Another possible explanation is local disruption of the Earth's magnetic field and/or ionosphere in the region of tectonic stress, resulting in the observed glow effects either from ionospheric radiative recombination at lower altitudes and greater atmospheric pressure or as aurora. However, the effect is clearly not pronounced or notably observed at all earthquake events and is yet to be directly experimentally verified.[citation needed]

Another explanation involves intense electric fields created piezoelectrically by tectonic movements of rocks containing quartz[11].

Some similar clouds have been reported during nuclear tests[12] and radon is likely to be an earthquake precursor[13], so another theory is that glowing clouds might be light emission produced by ionization or plasma-chemical reactions[14]

If such a phenomenon exists, it will bring a new explanation to many cases of UFO sightings.[original research?]

[edit] See also

[edit] References
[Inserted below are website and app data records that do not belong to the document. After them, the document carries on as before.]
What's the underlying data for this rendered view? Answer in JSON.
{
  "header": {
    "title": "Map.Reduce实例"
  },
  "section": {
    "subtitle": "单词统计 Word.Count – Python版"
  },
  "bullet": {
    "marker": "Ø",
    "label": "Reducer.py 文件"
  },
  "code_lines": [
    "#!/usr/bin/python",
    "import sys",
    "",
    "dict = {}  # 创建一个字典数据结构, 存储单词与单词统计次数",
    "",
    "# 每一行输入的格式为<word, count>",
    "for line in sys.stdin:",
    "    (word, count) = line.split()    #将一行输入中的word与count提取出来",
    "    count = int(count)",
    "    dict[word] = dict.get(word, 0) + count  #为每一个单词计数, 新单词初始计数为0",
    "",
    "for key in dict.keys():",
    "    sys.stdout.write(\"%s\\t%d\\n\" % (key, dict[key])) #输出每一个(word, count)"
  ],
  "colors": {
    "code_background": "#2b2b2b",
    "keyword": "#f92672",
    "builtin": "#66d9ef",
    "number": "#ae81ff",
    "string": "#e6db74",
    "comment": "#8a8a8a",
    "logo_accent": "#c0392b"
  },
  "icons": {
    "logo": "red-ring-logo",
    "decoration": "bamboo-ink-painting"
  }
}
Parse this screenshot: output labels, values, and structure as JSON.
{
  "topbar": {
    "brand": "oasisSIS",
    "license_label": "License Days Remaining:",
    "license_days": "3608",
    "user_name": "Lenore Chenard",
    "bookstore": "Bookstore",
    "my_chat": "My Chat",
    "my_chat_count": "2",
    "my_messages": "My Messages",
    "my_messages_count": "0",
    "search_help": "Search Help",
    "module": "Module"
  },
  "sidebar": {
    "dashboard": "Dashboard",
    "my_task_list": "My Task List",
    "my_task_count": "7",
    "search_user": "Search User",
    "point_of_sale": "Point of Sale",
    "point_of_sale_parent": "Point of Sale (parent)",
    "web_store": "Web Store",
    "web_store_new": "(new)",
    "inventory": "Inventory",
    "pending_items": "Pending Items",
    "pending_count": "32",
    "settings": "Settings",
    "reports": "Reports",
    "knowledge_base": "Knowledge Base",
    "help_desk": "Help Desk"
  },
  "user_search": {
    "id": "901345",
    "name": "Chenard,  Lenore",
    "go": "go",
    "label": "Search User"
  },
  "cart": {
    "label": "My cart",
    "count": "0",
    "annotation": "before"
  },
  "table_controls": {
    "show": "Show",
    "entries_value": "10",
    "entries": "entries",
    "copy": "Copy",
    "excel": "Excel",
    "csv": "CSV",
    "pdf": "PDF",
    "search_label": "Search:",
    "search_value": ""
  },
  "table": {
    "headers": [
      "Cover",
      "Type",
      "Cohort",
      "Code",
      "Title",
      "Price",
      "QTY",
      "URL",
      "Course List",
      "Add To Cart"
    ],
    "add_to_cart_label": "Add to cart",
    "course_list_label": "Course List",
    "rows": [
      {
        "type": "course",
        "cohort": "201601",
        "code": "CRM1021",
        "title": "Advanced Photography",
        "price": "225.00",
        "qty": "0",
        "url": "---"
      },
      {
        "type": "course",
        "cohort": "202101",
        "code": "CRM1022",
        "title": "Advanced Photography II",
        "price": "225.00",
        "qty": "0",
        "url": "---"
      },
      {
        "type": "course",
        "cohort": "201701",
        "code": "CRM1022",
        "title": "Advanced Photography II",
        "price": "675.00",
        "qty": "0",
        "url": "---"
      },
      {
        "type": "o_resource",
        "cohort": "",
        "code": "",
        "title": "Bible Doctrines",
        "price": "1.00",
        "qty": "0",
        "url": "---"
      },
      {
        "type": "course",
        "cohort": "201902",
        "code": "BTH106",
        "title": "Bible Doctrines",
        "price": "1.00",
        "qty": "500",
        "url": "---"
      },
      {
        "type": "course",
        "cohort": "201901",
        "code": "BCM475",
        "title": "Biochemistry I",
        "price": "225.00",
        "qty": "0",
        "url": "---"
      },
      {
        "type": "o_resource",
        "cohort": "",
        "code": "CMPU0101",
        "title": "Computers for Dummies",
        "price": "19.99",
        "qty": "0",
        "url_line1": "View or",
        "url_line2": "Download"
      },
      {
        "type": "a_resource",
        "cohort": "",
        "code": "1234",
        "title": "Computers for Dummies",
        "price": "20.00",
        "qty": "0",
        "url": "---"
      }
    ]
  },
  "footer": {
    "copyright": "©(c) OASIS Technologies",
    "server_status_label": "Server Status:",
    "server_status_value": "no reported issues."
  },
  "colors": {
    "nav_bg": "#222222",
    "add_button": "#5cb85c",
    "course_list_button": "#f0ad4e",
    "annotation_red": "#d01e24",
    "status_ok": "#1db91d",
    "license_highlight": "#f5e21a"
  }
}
  1. ^ a b Lane, F. W. The Elements Rage (David & Charles 1966), pp175-6
  2. ^ Sun induces semi-diurnal stresses on earth’s surface, which trigger earthquakes and volcanic eruptions, Vinayak G. Kolvankar in New Concepts in Global Tectonics Newsletter, no.47, June 2008.
  3. ^ Earthlights on Peru’s Earthquake? Editor: Kentaro Mori, August 17th, 2007,
  4. ^ Derr J. S., Earthquake lights: a review of observations and present theories, Bull. Seism. Soc. Am. 63, 2177–87 (1973).
  5. ^ "Earthquake Lights (EQLs)". 
  6. ^ "Colors Seen 10 Minutes Before China Earthquake". LiveLeak. Retrieved on 2009-02-25. 
  7. ^ "Colorful clouds spotted in Tianshui, Gansu province, 30 minutes before the 2008 Sichuan earthquake". YouTube. 
  8. ^ "Colorful clouds spotted in Meixian, Shaanxi province, 10 mins before the 2008 Sichuan earthquake". YouTube. 
  9. ^ ""Buddha's Halo" appears at Nanguo Temple" (in Chinese). Tianshui Online. 2008-05-12. Retrieved on 2008-05-20. 
  10. ^ Paul Simons (2008-03-15). "Glowing lights around an earthquake's epicentre". Times Online. Retrieved on 2008-05-20. 
  11. ^ Takaki, Shunji and Ikeya, Motoji, A Dark Discharge Model of Earthquake Lightning, Japanese Journal of Applied Physics, Volume 37, Issue 9A, p. 5016 (1998).
  12. ^ "Cloud". Earthquake prediction — Meteoquake. 
  13. ^ Richon P., Sabroux J.-C., Halbwachs M., Vandemeulebrouck J., Poussielgue N., Tabbagh J., Punongbayan R. (2003), Radon anomaly in the soil of Taal volcano, the Philippines: A likely precursor of the M 7.1 Mindoro earthquake (1994), Geophysical Research Letters, Volume 30, Issue 9, p. 34-1.
  14. ^ Segovia, N; S.A. Pulinets, A. Leyv, M. Mena, M. Monnin, M.E. Camacho, M.G. Ponciano and V. Fernandez (2005-08-22). "Ground radon exhalation, an electrostatic contribution for upper atmospheric layers processes". Radiation Measurements (Science Direct) 40 (2–6): 670–2. doi:doi:10.1016/j.radmeas.2005.06.024. Retrieved on 2009-02-25. 

[edit] External links

Personal tools